  3. If the verification is successful, then the client-side proxy encrypts the traffic, and sends it to the server-side proxy.
  4. The server-side proxy decrypts the traffic and forwards it locally to the actual destination service.

isito-mtls

In Backyards, you can manage mTLS settings between services with the CLI or on the UI, mesh-wide, namespace-wide, and on the service-specific level.

Using the Backyards CLI 🔗︎

The following procedures show how you can change the mTLS settings. These are just examples to get you started, you can check the full list of mTLS commands in the Backyards CLI repo.

Mesh-wide mTLS settings 🔗︎

  1. Change the mesh-wide setting to PERMISSIVE with the following command:

    $ backyards mtls allow mesh
    INFO[0001] switched global mTLS to PERMISSIVE successfully
    
  2. Then, verify that the setting is present:

    $ backyards mtls get mesh
    mTLS rule for /mesh
    Policy    Targets  MtlsMode
    /default  []       PERMISSIVE
    

Namespace-wide and service-specific mTLS settings 🔗︎

  1. Create a STRICT Policy for the backyards-demo namespace.

    Note that after the command has been run successfully, the output returns the Policy which applies to the namespace.

    $ backyards mtls require backyards-demo
    INFO[0001] policy peers for backyards-demo/ set successfully
    mTLS rule for backyards-demo/
    Policy                  Targets  MtlsMode
    backyards-demo/default  []       STRICT
    
  2. Create a PERMISSIVE Policy for the 8080 port of the bookings service in the backyards-demo namespace:
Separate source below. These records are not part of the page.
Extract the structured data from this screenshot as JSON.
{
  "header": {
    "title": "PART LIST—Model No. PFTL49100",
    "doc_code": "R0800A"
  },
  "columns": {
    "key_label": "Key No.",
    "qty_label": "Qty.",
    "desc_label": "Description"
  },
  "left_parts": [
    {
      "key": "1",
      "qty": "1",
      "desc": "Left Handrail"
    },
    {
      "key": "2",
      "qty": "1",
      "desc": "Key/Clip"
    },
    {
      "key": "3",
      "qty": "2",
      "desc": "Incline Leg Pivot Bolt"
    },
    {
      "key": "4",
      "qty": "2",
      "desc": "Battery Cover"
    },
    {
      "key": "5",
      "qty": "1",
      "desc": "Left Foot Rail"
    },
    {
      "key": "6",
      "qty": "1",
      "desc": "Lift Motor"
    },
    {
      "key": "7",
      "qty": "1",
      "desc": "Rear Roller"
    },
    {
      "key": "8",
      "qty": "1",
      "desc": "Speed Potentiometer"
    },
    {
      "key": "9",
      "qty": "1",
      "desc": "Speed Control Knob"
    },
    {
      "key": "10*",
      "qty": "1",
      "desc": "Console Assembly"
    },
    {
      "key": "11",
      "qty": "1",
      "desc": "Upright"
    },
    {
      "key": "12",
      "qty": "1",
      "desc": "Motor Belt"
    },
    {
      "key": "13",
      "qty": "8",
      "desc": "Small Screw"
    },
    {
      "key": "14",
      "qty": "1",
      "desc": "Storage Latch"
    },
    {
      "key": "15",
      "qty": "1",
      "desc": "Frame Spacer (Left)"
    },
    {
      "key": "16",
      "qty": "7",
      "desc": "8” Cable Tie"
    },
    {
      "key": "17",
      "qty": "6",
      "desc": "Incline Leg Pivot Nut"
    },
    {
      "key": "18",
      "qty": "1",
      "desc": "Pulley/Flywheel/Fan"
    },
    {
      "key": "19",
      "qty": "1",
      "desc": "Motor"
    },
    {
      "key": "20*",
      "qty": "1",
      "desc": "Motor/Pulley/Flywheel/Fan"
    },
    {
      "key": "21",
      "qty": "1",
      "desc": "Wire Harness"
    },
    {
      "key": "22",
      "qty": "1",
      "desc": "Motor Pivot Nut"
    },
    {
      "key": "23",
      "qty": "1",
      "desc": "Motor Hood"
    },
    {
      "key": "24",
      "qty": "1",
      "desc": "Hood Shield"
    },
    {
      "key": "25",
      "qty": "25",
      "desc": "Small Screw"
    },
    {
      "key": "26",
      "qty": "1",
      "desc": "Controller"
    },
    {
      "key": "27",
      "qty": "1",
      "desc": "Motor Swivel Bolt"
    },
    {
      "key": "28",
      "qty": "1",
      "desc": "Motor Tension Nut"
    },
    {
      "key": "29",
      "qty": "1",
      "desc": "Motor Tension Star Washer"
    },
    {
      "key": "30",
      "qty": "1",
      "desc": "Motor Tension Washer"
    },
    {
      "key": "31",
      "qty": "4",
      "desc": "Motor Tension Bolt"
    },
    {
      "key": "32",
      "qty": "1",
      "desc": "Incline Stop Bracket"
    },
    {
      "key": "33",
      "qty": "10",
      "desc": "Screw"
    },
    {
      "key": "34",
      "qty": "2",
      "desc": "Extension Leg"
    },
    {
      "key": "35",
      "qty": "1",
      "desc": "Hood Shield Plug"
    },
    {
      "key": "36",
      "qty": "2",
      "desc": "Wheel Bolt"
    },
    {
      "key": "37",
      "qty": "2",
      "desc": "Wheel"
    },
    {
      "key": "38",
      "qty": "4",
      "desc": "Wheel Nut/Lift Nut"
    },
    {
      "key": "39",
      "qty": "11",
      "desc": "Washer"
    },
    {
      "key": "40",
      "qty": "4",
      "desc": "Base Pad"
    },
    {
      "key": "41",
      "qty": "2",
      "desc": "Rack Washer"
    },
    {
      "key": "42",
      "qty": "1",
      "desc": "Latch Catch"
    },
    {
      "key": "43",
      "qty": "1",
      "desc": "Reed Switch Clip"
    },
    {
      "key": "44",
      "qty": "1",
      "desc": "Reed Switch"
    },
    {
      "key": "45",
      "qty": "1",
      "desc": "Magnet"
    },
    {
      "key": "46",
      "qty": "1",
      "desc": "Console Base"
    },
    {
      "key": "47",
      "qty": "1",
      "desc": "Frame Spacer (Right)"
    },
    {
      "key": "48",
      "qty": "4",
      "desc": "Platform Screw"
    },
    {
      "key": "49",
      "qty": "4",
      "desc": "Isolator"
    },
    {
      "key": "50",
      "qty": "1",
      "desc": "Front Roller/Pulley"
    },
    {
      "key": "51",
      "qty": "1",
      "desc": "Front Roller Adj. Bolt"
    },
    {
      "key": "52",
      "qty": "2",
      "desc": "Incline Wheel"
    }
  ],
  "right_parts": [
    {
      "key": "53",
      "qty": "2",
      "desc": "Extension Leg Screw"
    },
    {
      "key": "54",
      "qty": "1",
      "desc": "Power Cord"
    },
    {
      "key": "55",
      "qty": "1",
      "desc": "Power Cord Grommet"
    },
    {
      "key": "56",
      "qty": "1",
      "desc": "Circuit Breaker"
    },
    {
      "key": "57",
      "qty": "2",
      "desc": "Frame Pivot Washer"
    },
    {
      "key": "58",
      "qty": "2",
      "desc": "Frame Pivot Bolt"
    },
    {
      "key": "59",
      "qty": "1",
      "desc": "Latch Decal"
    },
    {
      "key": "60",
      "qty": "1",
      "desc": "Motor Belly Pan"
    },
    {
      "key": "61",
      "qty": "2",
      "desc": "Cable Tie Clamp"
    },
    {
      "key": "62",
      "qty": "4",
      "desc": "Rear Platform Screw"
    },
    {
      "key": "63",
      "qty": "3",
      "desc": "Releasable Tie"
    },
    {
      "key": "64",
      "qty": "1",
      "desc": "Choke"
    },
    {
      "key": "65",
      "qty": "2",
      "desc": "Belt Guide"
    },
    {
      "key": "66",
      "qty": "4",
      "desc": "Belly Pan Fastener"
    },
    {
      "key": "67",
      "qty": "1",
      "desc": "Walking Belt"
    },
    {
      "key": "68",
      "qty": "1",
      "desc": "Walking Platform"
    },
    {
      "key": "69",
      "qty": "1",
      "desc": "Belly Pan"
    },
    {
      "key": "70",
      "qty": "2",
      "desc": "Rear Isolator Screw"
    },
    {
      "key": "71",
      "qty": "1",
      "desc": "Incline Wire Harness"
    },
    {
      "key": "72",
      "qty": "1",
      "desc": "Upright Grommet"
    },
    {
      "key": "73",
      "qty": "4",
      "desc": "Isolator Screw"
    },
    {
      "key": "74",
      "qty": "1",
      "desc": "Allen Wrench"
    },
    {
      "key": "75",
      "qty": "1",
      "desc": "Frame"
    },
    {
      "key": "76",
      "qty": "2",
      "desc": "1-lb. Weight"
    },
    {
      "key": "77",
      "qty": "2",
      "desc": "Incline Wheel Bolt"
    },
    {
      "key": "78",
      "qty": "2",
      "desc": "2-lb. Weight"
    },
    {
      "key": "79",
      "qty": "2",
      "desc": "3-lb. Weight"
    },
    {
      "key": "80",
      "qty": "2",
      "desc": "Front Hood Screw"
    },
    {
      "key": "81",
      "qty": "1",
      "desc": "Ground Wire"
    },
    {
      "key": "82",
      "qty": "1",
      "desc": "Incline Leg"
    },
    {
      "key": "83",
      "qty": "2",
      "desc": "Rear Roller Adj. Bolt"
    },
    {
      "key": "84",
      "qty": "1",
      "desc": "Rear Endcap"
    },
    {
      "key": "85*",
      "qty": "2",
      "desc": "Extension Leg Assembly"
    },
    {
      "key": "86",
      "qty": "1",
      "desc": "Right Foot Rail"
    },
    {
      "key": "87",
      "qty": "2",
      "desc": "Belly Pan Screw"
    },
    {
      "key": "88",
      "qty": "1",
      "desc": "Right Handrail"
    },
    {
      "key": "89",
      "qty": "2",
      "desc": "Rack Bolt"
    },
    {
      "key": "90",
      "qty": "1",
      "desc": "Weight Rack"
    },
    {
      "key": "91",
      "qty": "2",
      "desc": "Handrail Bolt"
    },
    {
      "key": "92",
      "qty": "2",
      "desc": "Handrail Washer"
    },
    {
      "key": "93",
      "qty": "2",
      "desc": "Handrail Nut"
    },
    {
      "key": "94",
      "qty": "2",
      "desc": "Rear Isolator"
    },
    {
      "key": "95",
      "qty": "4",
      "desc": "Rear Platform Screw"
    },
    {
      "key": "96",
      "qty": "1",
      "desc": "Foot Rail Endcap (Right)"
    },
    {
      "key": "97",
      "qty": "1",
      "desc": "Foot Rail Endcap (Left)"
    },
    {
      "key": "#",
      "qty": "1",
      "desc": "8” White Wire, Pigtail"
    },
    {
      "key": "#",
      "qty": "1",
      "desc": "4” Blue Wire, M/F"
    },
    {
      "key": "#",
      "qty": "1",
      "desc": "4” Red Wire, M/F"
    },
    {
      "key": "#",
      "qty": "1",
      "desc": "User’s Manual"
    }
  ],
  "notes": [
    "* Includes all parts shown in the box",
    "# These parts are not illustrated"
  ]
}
    $ backyards mtls allow backyards-demo/bookings:8080
    INFO[0001] policy peers for backyards-demo/bookings set successfully
    mTLS rule for backyards-demo/bookings
    Policy                         Targets           MtlsMode
    backyards-demo/bookings-r2xux  [bookings(8080)]  PERMISSIVE
    
  3. Remove the Policy you’ve just set with the following command:

    $ backyards mtls unset backyards-demo/bookings:8080
    INFO[0001] policy peers for backyards-demo/bookings unset successfully
    mTLS rule for backyards-demo/bookings
    Policy                  Targets  MtlsMode
    backyards-demo/default  []       STRICT
    

    Note that when the service-specific Policy is removed for the bookings service, the namespace-wide Policy will be applied to the service.

  4. Remove the Policy from the backyards-demo namespace as well:

    $ backyards mtls unset backyards-demo
    INFO[0001] policy peers for backyards-demo/ unset successfully
    mTLS rule for backyards-demo/
    Policy    Targets  MtlsMode
    /default  []       PERMISSIVE
    

    Note that when the namespace-wide Policy is removed from the backyards-demo namespace, the mesh-wide MeshPolicy will be applied to the namespace.

Using the Backyards UI 🔗︎

  • You can change the mesh-wide mTLS settings on the Overview page:

    mesh-mtls

  • To create, edit, view, or remove namespace-wide and service-specific mTLS settings, open the Details panel of the namespace or service, then click on the Security tab.

    mtls-set

    When a load is sent to the demo application, you can easily verify whether the traffic between your services is actually encrypted or not by glancing at the security edge labels. Either red open locks or green closed ones will appear around the services in the UI, indicating that encrypted or non-encrypted data has been sent between the services.